ACTUALLY LITIGATED AND DECIDED Jessie and Bertha were driving in the car and collided with a train. They were both injured. B sued for her personal injuries, J sued for loss of consortium and personal services. B won damages; J recovered nothing. J brought a second suit seeking recovery for his personal injures. Assume the second suit permitted because no transactional test in that state. Did collateral estoppel apply to bar J from recovering in the second suit on the basis that the court had already decided the issue of whether J was contributorily negligent?.
ACTUALLY LITIGATED AND DECIDED Hypo is from Illinois Central Gulf RR v. Parks, 290 N.E. 2d 1078 (Ind. Ct. App. 1979) Court rejected issue preclusion. RR based case for issue preclusion on possibility that first jury returned verdict against the husband because he had been contributorily negligent. Equally possible that it was because husband proved no damages for loss of wifes services and companionship. Under this possibility, contributory negligence was not determined in the first case at all.
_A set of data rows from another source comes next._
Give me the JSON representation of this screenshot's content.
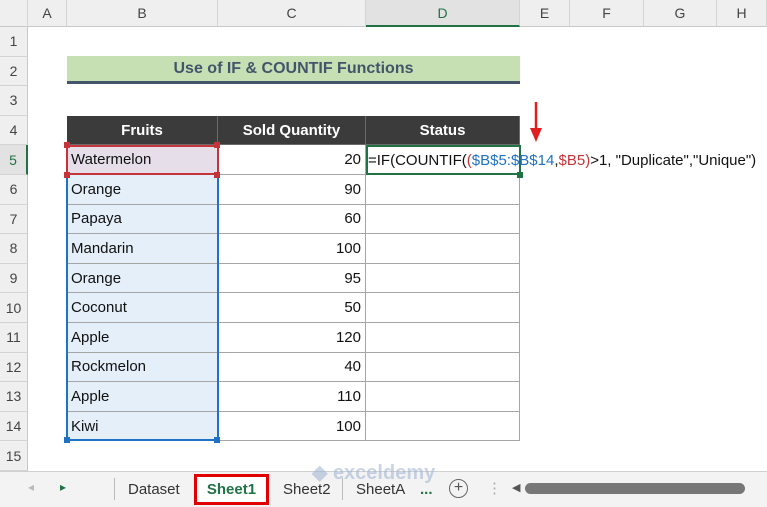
{
  "columns": [
    "A",
    "B",
    "C",
    "D",
    "E",
    "F",
    "G",
    "H"
  ],
  "rows": [
    "1",
    "2",
    "3",
    "4",
    "5",
    "6",
    "7",
    "8",
    "9",
    "10",
    "11",
    "12",
    "13",
    "14",
    "15"
  ],
  "title": "Use of IF & COUNTIF Functions",
  "table": {
    "headers": [
      "Fruits",
      "Sold Quantity",
      "Status"
    ],
    "rows": [
      {
        "fruit": "Watermelon",
        "qty": "20"
      },
      {
        "fruit": "Orange",
        "qty": "90"
      },
      {
        "fruit": "Papaya",
        "qty": "60"
      },
      {
        "fruit": "Mandarin",
        "qty": "100"
      },
      {
        "fruit": "Orange",
        "qty": "95"
      },
      {
        "fruit": "Coconut",
        "qty": "50"
      },
      {
        "fruit": "Apple",
        "qty": "120"
      },
      {
        "fruit": "Rockmelon",
        "qty": "40"
      },
      {
        "fruit": "Apple",
        "qty": "110"
      },
      {
        "fruit": "Kiwi",
        "qty": "100"
      }
    ]
  },
  "formula": {
    "p1": "=IF(COUNTIF(",
    "p2": "$B$5:$B$14",
    "p3": ",",
    "p4": "$B5",
    "p5": ")",
    "p6": ">1, \"Duplicate\",\"Unique\")"
  },
  "colors": {
    "range_blue": "#1f72c4",
    "ref_red": "#c4343a",
    "active_green": "#217346",
    "annotation_red": "#e02020"
  },
  "sheets": [
    "Dataset",
    "Sheet1",
    "Sheet2",
    "SheetA"
  ],
  "active_sheet": "Sheet1",
  "more_tabs": "...",
  "watermark": "exceldemy EXCEL · DATA · BI"
}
VALID AND FINAL JUDGMENT Same as claim preclusion
NECESSARY TO THE JUDGMENT Davis sued Rios for negligence in an automobile collision. The jury found Rios negligent but also found Davis contributorily negligent. Judgment entered for Rios. Should the court in a subsquent claim by Rios for injuries suffered in the same collision hold that Rios was barred from relitigating on the basis that his contributory negligence determined in first proceeding?
NECESSARY TO THE JUDGMENT The finding that Rios was negligent was not essential to the judgment and the judgment was not based thereon. Since the judgment was in favor of Rios he had no right or opportunity to complain of or appeal from the finding that he was guilty of such negligence even if such finding had been without support in the evidence. Right of appeal is from a judgment not a finding. Therefore, no issue preclusion
NECESSARY TO THE JUDGMENT A useful test: ask yourself if the issue had been decided the opposite way, would the same judgment have been entered? If so, the judgment did not depend on the way the issue was actually resolved. Applying this test to Rios, we find that once jury found Davis to be contributorily negligent, Rios had to win.